jenpax Mon 05-Mar-18 08:10:03

Oh Oopsadaisy12 I haven’t ever heard any of those phrases used in the UK possibly Jock but not in a complimentary way🙄 and Ivories I thought referred to a piano🤣

Anniebach Mon 05-Mar-18 08:44:08

The one that so annoys me, - in lock down instead of cordoned off

sodapop Mon 05-Mar-18 08:47:14

Think Mr Google needs to update himself a bit oopsadaisy

Reaching out would mean trying to help someone who was struggling emotionally I thought.

Teetime Mon 05-Mar-18 09:35:11

Reach Out - yuk.

Its 'not on my watch' that irritates me as though these people were the leaders of the free world.

ninathenana Mon 05-Mar-18 09:54:30

You can be conked out as in unconscious but I've never heard conked as in hit on the head but I have heard clonked. Also conk is slang for nose.
Eating irons is a military term I believe.
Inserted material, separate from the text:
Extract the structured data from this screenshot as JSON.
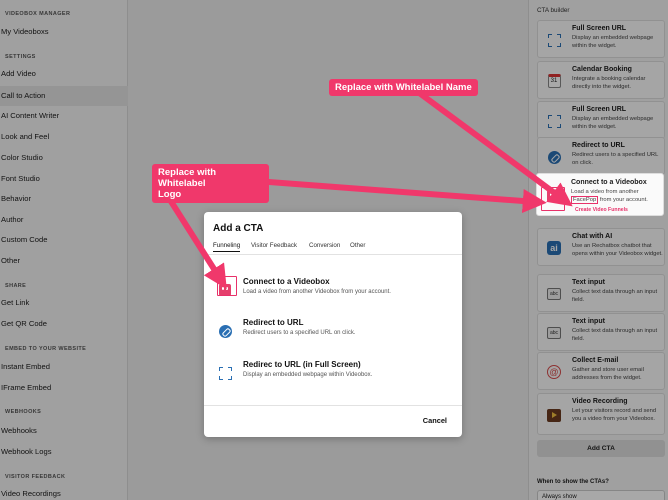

I'd never heard it until ex SiL joined the army.
Certainly not common in UK. Americans have some weird ideas about us but it works both ways.

Morgi Mon 05-Mar-18 14:33:36

Exactly what I thought.

Morgi Mon 05-Mar-18 14:35:07

Oopsadaisy, I had a good giggle at your post, a nice way to start the working week. smile

lemongrove Mon 05-Mar-18 14:54:25

Haha, Also, if you are in the US never ask for faggots, or say that you need a fag, or say that somebody knocked you up in the middle of the night.Two countries divided by a common language!😆

Oopsadaisy12 Mon 05-Mar-18 15:58:54

Apparently no self respecting American especially a business man would dream of coming to the UK without knowing these well used (??) phrases......... having said that my old American boss stunned us all when he told us that his wife had fallen onto her Fanny! Hmmmm it seems he meant backside, he was red faced when we explained the difference to him.

Oopsadaisy12 Mon 05-Mar-18 16:00:15

Teetime, they think they are the leaders of the free world.

Nandalot Mon 05-Mar-18 16:25:30

Ivories to me are piano keys, as in give us a tinkle on the ivories. Ooh that sounds a bit suspect now I come to think of it.

yggdrasil Mon 05-Mar-18 16:26:53

What we call a bum bag, they call a fanny bag. :-)

Oopsadaisy12 Mon 05-Mar-18 16:34:59

And don’t get me started on rubbers.....

ninathenana Mon 05-Mar-18 16:39:48

Purses and pants

grandtanteJE65 Fri 09-Mar-18 16:32:10

Oopsadaisy - I nearly killed myself laughing at your word picture of an American greeting as Glaswegian as Jock!

My pet hates amongst Americanisms are "meet with" instead of "meet" "off of" instead of "off" and "ass" instead of "arse" which is what I would say if I really wanted to be rude. Oh, and the use of inappropriate in "inappropriate behaviour", which we all seem to use these days for what when I was young was just called bad behaviour or misbehaving oneself.

My imagination ran riot the first time I came across the expression "sexual congress" instead of "sexual intercourse", but I don't suppose any American would understand that their expression rather conjured up visions of lewd behaviour amongst politicians.

Farmor15 Sat 10-Mar-18 14:32:24

Randy is a common name in US!

And Americans don’t queue - they stand in line.

Oopsadaisy12 Sat 10-Mar-18 14:44:39

If I hear one more American make over show in which the people say how ‘Awesome’ it is I will, well, I don’t know what I’ll do, just groan ...... again.